[Excerpts from an interface dataset]
::::::::::

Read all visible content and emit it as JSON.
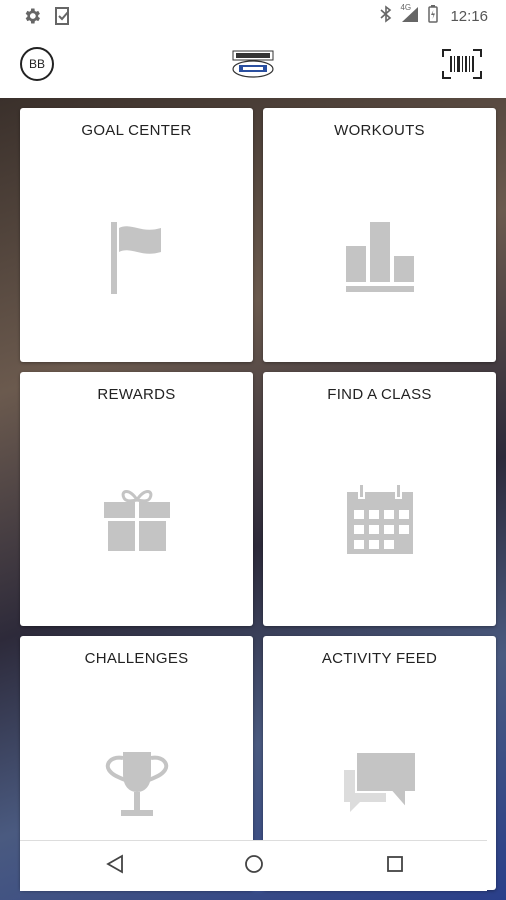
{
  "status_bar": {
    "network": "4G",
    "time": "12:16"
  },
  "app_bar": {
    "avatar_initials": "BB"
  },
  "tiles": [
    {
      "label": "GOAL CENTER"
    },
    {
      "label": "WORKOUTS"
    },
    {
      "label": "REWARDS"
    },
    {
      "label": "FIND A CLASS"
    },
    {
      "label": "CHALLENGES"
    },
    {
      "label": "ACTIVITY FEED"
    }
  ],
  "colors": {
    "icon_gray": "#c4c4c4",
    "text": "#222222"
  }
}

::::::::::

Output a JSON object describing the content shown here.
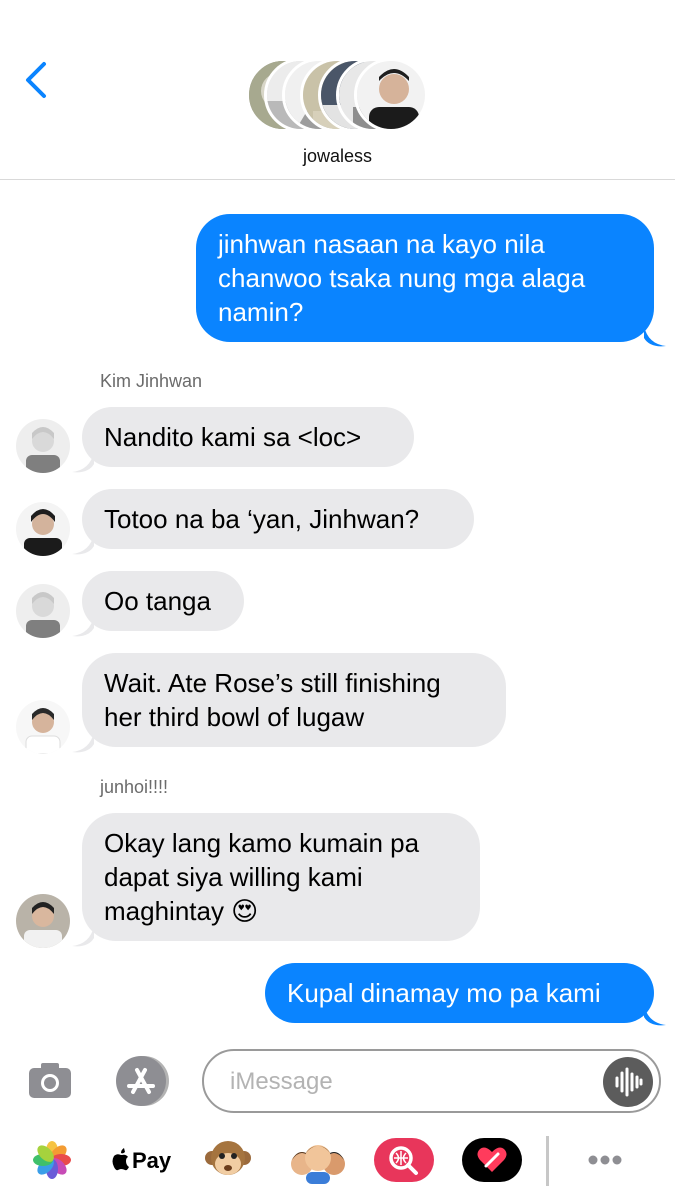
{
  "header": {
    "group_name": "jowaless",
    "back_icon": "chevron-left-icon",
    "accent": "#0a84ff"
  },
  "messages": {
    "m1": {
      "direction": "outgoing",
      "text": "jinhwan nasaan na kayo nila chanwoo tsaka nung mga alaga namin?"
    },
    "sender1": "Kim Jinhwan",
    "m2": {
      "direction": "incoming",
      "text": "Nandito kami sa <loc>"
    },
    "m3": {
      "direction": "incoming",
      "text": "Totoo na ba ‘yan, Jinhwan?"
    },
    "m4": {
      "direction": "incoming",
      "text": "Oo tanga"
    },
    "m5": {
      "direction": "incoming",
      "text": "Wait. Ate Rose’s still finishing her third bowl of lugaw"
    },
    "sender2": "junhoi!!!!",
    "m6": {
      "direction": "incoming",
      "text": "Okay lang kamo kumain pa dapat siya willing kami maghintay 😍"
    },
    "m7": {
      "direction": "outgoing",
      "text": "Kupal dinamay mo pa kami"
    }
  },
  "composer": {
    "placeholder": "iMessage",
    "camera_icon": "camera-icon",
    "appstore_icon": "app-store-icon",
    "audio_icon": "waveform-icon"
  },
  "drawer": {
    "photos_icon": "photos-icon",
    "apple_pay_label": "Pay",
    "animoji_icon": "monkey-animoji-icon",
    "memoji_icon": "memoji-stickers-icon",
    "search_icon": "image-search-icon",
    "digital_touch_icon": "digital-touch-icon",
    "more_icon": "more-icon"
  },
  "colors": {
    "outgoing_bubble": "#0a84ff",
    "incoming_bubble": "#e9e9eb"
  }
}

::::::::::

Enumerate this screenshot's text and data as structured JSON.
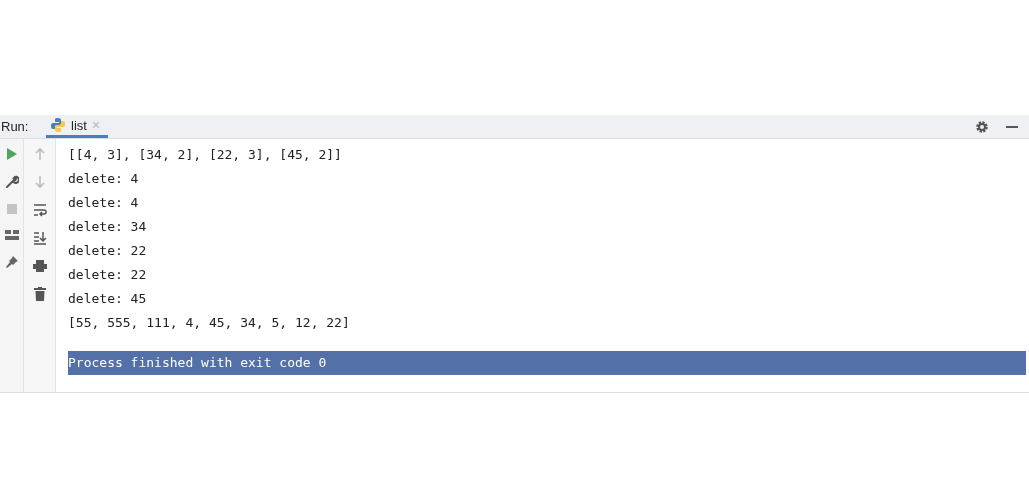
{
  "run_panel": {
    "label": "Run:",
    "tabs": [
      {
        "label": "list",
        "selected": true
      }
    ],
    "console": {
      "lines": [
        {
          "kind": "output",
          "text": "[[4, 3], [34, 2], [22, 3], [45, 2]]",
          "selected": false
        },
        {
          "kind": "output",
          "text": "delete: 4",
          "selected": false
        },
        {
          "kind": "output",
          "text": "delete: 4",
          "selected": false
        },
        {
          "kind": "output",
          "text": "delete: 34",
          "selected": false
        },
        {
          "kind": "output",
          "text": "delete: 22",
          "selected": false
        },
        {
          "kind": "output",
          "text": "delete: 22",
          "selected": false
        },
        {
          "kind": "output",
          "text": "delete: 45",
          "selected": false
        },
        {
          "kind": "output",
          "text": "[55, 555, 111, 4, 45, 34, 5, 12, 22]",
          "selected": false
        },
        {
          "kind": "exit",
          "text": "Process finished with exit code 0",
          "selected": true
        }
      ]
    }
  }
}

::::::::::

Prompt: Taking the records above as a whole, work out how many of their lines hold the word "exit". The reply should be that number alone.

Reply to the exercise: 2